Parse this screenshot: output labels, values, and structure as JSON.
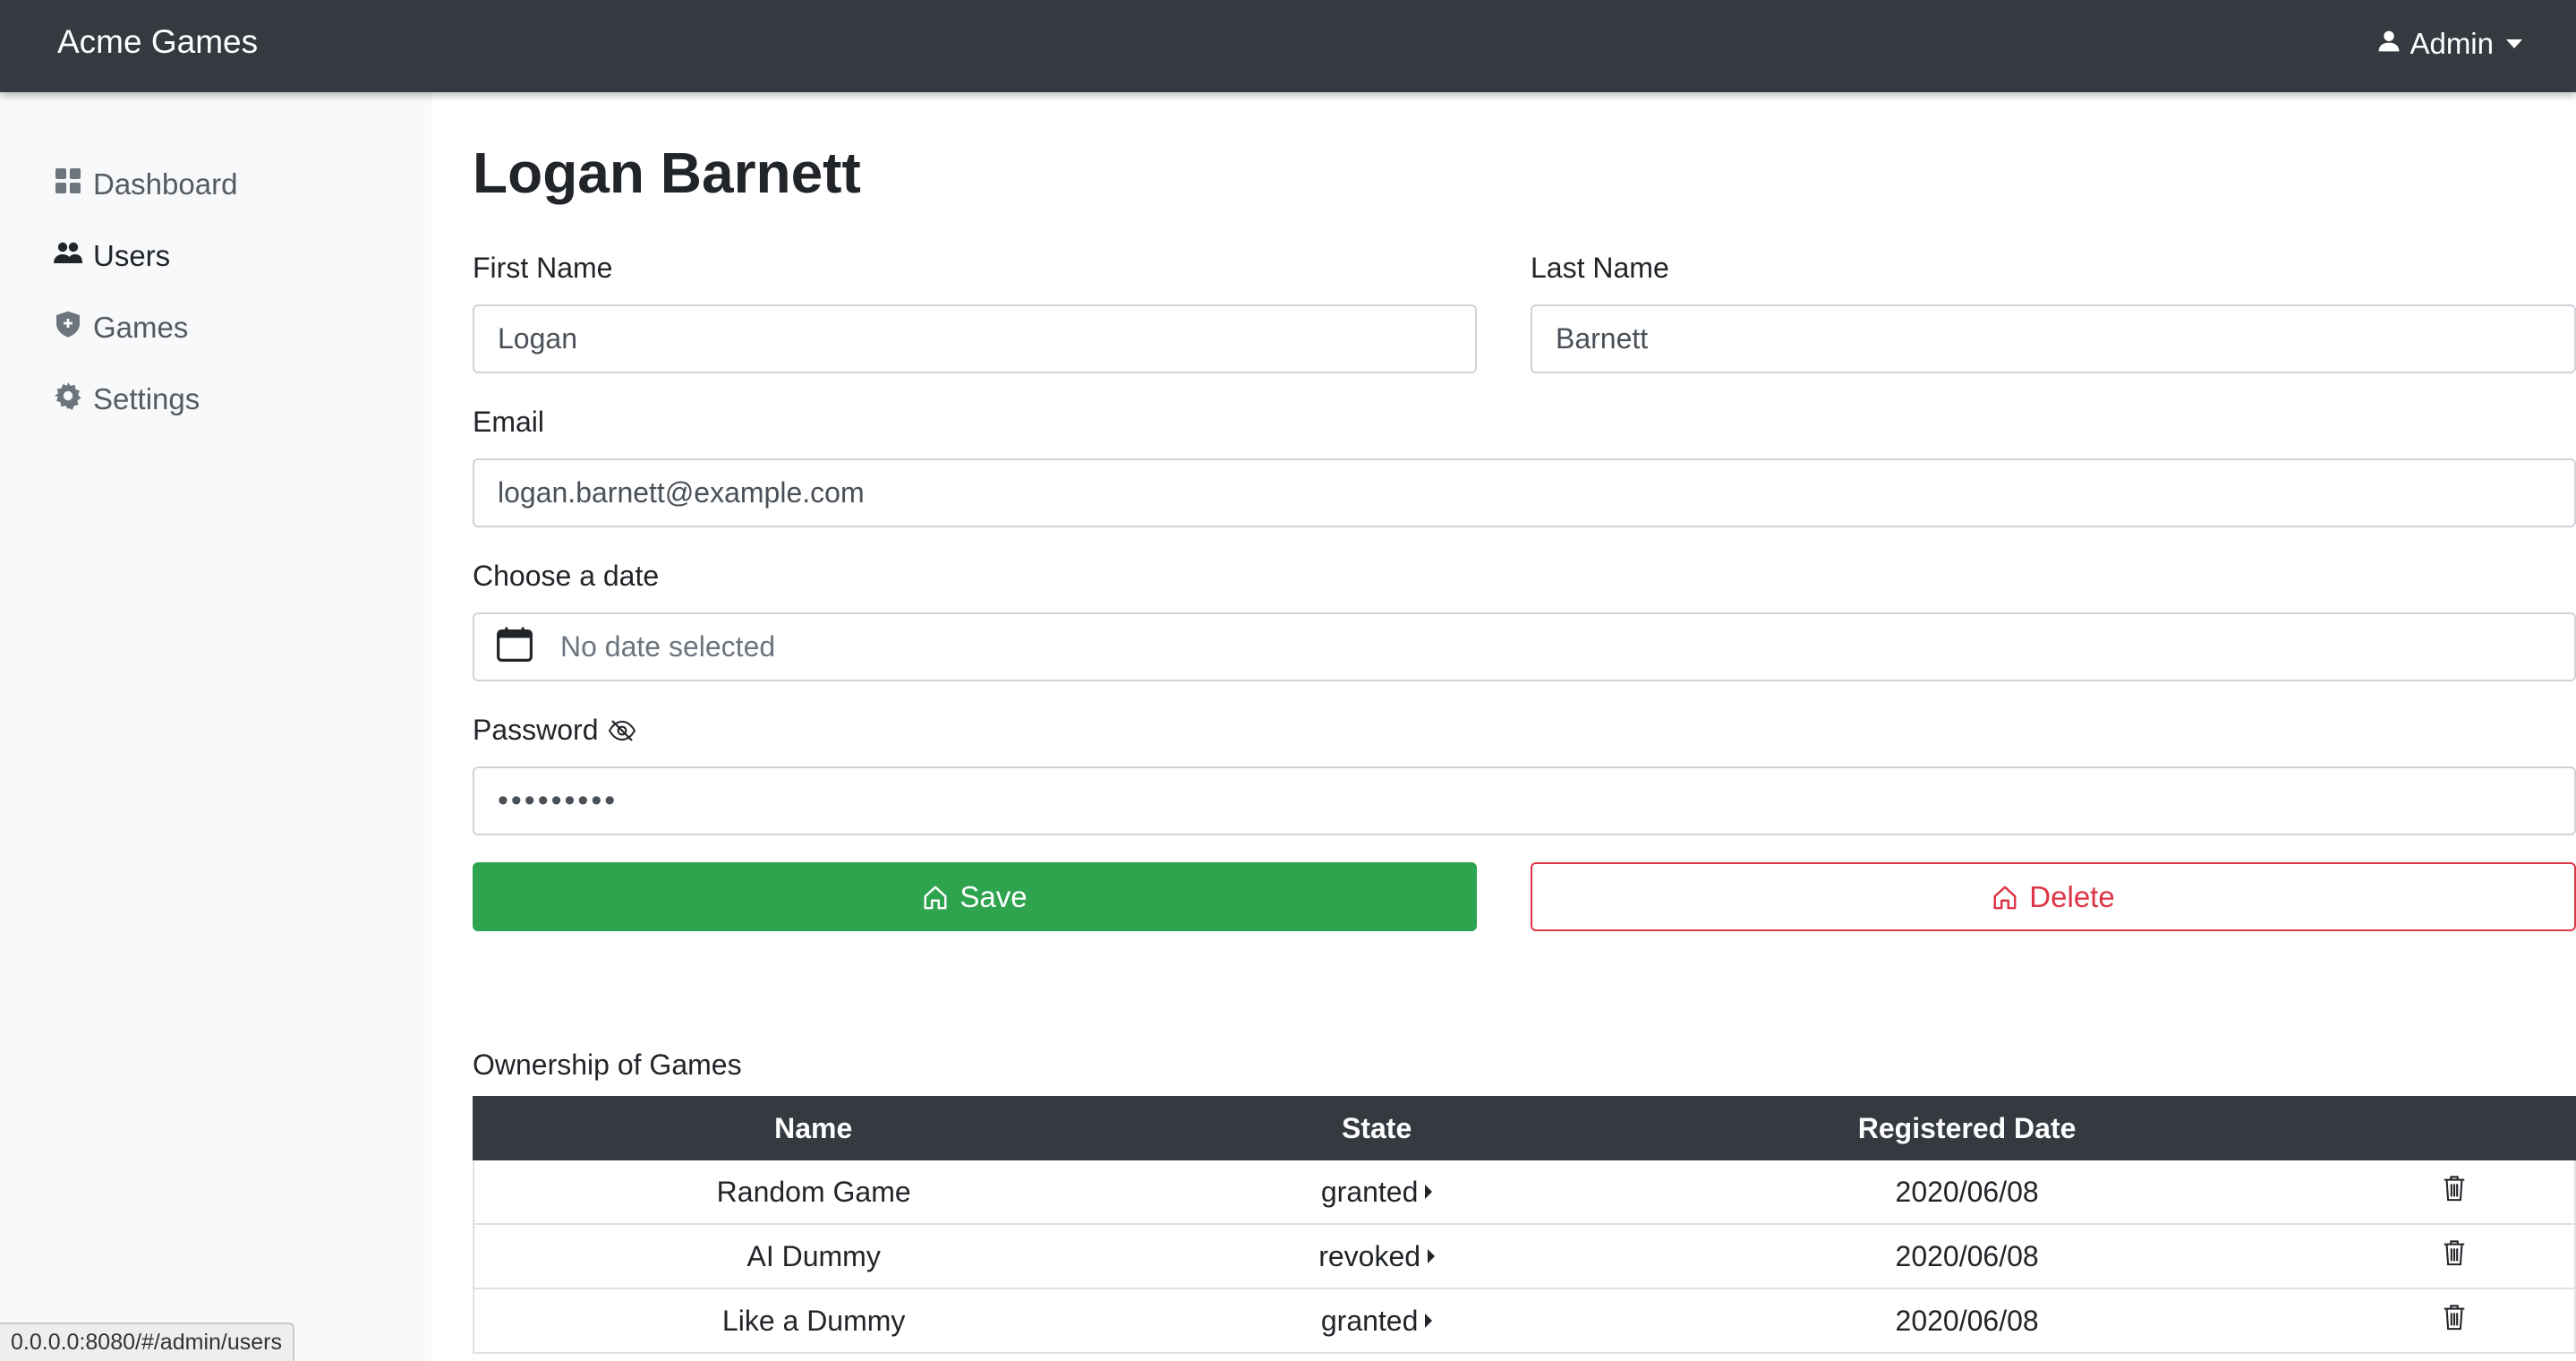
{
  "app": {
    "brand": "Acme Games",
    "user_menu_label": "Admin"
  },
  "sidebar": {
    "items": [
      {
        "label": "Dashboard",
        "icon": "dashboard-icon",
        "active": false
      },
      {
        "label": "Users",
        "icon": "users-icon",
        "active": true
      },
      {
        "label": "Games",
        "icon": "shield-icon",
        "active": false
      },
      {
        "label": "Settings",
        "icon": "gear-icon",
        "active": false
      }
    ]
  },
  "form": {
    "title": "Logan Barnett",
    "first_name": {
      "label": "First Name",
      "value": "Logan"
    },
    "last_name": {
      "label": "Last Name",
      "value": "Barnett"
    },
    "email": {
      "label": "Email",
      "value": "logan.barnett@example.com"
    },
    "date": {
      "label": "Choose a date",
      "placeholder": "No date selected"
    },
    "password": {
      "label": "Password",
      "value": "•••••••••"
    },
    "save_label": "Save",
    "delete_label": "Delete"
  },
  "ownership": {
    "caption": "Ownership of Games",
    "columns": [
      "Name",
      "State",
      "Registered Date",
      ""
    ],
    "rows": [
      {
        "name": "Random Game",
        "state": "granted",
        "date": "2020/06/08"
      },
      {
        "name": "AI Dummy",
        "state": "revoked",
        "date": "2020/06/08"
      },
      {
        "name": "Like a Dummy",
        "state": "granted",
        "date": "2020/06/08"
      }
    ]
  },
  "statusbar": {
    "url": "0.0.0.0:8080/#/admin/users"
  },
  "colors": {
    "navbar": "#343a40",
    "save": "#2ea44f",
    "delete": "#dc3545",
    "sidebar": "#f8f9fa"
  }
}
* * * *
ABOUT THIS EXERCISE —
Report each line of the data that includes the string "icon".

ANSWER TO THE EXERCISE —
        "icon": "dashboard-icon",
        "icon": "users-icon",
        "icon": "shield-icon",
        "icon": "gear-icon",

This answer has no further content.